Critics fault closure of federal libraries

December 8, 2006

The closing of six federal libraries has created alarm among the public and U.S. scientists, who say vital data will no longer be accessible.

Critics of the downsizing -- which federal officials said was a cost-savings measure -- say scientists and ordinary citizens would lose access to research materials crucial to scientific investigation and regulatory enforcement, the Los Angeles Times reported Friday.

Government officials respond that the cutbacks in hours, staffing and facilities were driven by tight budgets, lower facility patronage and higher online services demands. Leaner and more efficient operations would allow essential functions to be maintained.

While hundreds of federal libraries remain open, opponents said the reductions, especially at the Environmental Protection Agency, will hamper work of regulators and scientists dependent on librarians and reference materials not online, the Times said.

"Crucial information generated with taxpayer dollars is now not available to the public and the scientists who need it," said Emily Sheketoff of the American Library Association's Washington office. "This is the beginning of the elimination of all these government libraries. I think you have an administration that does not have a commitment to access to information."

Copyright 2006 by United Press International

Explore further: New interactive website presents unexamined data on federal programs that aid local governments in the American West

Related Stories

Libraries eye stimulus money for their Web access

May 5, 2009

(AP) -- The libraries in Delaware County, Pa., are trying to shift into warp speed. The county is hooking eight branches to a fiber-optic network to help meet library patrons' ever-rising demand for high-bandwidth tasks like ...

Recommended for you

Fish fossils reveal how tails evolved

December 5, 2016

Despite their obvious physical differences, elephants, lizards and trout all have something in common. They possess elongated, flexible structures at the rear of their bodies that we call tails. But a new study by a University ...

Evaluation of scientific rigor in animal research

December 2, 2016

The "reproducibility crisis" in biomedical research has led to questions about the scientific rigor in animal research, and thus the ethical justification of animal experiments. In research publishing in the Open Access journals ...

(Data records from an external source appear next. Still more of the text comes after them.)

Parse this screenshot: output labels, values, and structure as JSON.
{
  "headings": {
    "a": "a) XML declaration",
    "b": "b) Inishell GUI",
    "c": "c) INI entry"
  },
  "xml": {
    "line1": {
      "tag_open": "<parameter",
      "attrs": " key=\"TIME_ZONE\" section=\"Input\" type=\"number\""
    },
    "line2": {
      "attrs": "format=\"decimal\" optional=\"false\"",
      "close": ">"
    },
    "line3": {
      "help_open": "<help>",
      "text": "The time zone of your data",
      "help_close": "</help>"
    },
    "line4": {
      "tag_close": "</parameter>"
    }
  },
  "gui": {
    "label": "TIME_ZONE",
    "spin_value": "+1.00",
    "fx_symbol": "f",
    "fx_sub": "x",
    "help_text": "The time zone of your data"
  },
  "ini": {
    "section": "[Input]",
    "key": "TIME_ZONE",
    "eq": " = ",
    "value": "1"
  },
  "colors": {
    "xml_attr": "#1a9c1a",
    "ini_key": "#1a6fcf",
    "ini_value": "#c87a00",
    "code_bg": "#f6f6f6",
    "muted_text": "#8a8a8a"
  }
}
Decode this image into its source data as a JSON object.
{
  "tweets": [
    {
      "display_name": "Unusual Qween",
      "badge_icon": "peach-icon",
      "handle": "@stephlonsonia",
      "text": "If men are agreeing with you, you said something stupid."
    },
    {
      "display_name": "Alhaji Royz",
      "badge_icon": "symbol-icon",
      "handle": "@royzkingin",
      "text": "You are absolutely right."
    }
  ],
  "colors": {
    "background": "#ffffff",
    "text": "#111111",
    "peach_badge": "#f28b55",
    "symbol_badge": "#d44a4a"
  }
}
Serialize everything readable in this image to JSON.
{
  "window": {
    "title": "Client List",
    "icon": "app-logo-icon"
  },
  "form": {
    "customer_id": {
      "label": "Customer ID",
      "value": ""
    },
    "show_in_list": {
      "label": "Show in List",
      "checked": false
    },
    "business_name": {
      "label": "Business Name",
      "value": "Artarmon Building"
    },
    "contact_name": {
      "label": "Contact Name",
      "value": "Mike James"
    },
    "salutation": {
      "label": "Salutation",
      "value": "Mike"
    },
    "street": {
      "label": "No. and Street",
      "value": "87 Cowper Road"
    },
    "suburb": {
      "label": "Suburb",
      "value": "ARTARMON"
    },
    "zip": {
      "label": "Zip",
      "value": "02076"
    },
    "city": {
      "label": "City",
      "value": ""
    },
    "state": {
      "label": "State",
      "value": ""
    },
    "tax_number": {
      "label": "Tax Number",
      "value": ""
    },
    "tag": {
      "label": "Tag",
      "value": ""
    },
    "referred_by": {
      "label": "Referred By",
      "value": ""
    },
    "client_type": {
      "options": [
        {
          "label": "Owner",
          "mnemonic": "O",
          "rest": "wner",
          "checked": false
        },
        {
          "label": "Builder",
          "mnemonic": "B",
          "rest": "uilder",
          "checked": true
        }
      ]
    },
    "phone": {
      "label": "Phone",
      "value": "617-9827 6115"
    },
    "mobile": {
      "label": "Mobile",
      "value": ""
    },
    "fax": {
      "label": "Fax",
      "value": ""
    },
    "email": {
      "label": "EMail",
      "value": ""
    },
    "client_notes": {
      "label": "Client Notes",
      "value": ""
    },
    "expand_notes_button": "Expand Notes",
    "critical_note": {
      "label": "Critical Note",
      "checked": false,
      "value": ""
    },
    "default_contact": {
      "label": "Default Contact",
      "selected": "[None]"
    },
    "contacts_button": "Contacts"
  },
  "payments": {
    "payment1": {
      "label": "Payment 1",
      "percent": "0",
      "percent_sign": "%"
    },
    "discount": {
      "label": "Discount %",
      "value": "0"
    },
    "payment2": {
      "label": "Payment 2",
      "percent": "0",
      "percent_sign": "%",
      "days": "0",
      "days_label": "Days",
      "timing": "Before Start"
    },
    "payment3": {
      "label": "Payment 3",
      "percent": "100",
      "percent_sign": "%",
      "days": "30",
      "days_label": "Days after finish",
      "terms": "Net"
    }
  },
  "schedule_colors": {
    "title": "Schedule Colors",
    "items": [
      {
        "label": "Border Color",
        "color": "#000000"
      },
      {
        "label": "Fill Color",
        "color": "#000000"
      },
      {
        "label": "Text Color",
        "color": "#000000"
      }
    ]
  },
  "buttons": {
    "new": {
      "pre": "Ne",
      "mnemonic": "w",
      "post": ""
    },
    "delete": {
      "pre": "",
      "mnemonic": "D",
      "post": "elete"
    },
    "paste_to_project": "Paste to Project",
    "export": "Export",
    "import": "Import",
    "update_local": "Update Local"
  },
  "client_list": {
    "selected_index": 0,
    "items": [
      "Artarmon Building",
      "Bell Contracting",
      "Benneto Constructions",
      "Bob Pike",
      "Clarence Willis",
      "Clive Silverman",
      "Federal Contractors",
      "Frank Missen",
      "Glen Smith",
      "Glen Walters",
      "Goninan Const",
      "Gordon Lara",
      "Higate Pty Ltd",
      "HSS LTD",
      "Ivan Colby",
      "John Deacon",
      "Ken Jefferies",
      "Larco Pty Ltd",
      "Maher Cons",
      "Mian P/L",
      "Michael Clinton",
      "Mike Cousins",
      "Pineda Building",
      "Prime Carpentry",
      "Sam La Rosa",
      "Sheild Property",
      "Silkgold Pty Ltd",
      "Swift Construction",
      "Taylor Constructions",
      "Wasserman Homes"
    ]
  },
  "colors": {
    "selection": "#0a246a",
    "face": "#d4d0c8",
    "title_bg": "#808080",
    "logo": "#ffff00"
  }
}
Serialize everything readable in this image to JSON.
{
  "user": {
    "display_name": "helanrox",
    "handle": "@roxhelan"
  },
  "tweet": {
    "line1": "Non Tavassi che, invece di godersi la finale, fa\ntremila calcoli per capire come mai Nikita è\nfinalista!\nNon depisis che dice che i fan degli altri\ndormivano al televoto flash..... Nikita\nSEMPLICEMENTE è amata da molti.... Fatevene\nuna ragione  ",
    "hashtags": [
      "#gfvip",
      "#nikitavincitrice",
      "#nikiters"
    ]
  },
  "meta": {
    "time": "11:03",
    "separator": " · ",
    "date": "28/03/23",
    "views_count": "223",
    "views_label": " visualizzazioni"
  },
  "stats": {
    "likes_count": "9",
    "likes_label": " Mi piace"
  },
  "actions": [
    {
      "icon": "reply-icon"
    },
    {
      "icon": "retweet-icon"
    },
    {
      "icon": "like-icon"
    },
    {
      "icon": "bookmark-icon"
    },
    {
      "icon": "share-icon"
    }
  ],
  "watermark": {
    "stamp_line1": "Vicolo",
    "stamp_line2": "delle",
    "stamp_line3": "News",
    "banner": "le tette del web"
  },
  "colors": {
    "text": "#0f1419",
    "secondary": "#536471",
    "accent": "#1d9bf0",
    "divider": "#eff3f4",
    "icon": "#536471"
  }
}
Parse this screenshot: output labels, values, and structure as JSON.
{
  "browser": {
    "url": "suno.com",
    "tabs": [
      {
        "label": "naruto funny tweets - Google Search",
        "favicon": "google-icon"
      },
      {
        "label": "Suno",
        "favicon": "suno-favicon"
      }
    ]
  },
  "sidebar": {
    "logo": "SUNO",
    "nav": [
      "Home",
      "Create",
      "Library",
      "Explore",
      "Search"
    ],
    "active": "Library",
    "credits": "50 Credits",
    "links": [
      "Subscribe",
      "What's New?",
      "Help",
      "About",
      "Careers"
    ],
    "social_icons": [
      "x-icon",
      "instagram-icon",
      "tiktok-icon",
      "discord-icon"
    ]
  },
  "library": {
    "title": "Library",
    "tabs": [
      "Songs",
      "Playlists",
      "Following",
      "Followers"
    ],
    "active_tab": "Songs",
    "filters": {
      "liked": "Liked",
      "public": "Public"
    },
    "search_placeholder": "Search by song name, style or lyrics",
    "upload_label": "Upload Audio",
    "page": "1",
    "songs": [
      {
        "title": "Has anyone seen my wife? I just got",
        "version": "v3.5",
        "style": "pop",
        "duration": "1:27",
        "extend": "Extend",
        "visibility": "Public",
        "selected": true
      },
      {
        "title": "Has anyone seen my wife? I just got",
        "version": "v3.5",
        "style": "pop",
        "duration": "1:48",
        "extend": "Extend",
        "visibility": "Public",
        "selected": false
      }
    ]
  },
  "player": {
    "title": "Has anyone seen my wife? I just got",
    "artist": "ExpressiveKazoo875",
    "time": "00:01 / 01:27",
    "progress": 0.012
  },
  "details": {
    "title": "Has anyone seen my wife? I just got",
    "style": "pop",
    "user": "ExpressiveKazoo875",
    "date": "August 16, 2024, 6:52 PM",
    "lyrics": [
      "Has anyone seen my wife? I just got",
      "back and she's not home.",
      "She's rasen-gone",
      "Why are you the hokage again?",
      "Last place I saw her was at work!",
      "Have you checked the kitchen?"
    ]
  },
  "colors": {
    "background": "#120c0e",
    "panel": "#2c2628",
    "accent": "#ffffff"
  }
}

0 comments

Please sign in to add a comment. Registration is free, and takes less than a minute. Read more

Click here to reset your password.
Sign in to get notified via email when new comments are made.